By Ola Mazzuca
“Come esco di qua?”
You’ll be asking, “How do I get out of here?” in Italian upon first listen of Labyrinth, the third release from brutal Romans, Fleshgod Apocalypse. It’s a sonic maze that leaves your ears ringing and brain buzzing with incessant blastbeats, plummeting tremolo bars and a perfect guttural growl from Cristiano Trionfera.
The album commences in conceptual form with “Kingborn.” It sounds like someone has been aboard ship for days before reaching the Mediterranean shore. Upon arrival, it’s night. Cicadas chirp. A nomad breathes deep. Inhale…Exhale… He walks a dark path before reaching a door, turning the latch and entering. Fleshgod Apocalypse do a solid job of depicting the Knossos labyrinth of Heraklion, Greece – the inspiration for the album, and a trope for lifelong soul searching.
The twisting, turning spiral that follows is a fine blend of symphonic elements, key-laden and deep in tone on “Minotaur (The Wrath of Poseidon).” Fleshgod Apocalypse always employ heavy elements of blackened death metal as a background to their stunning technical skills. Sweep picking is super clean and occur at the right time. Applaud Francesco Ferrini, Fleshgod’s ultra-focused pianist and orchestrator for the epic contrast piece, “Towards The Sun,” where hope glimmers in operatic aesthetic, before lingering at the closure of “Warpledge.”

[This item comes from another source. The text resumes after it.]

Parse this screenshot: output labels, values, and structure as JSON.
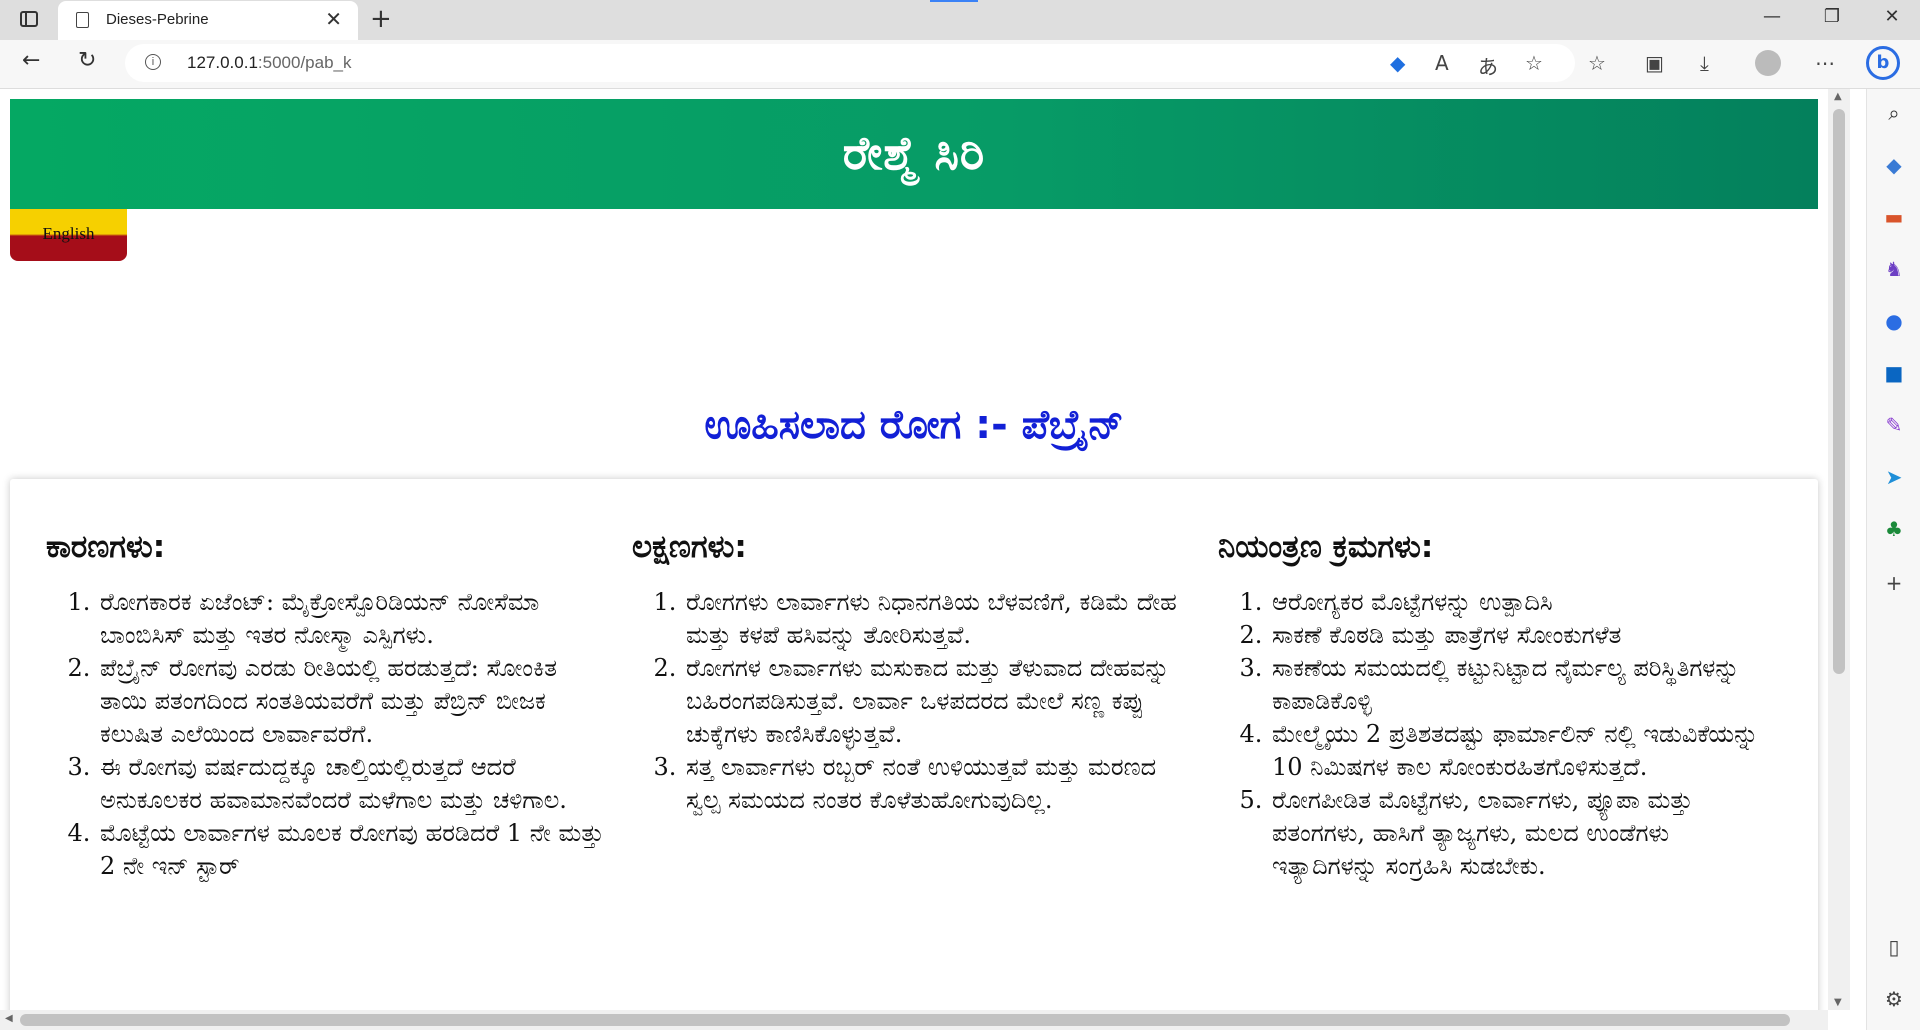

The beautiful “Prologue” gives your neck a break before plunging back into another challenging riffs and beats – kind of like thinking that you’re closer to the exit, yet back to where you’ve started. Labyrinth is an audible reflection of the album’s concept: chaotic with erudite intricacy. Look beyond the perpetual bewildering shifts of tempo and style, and you’ll gain much respect for Fleshgod Apocalypse’s pursuit of higher thinking.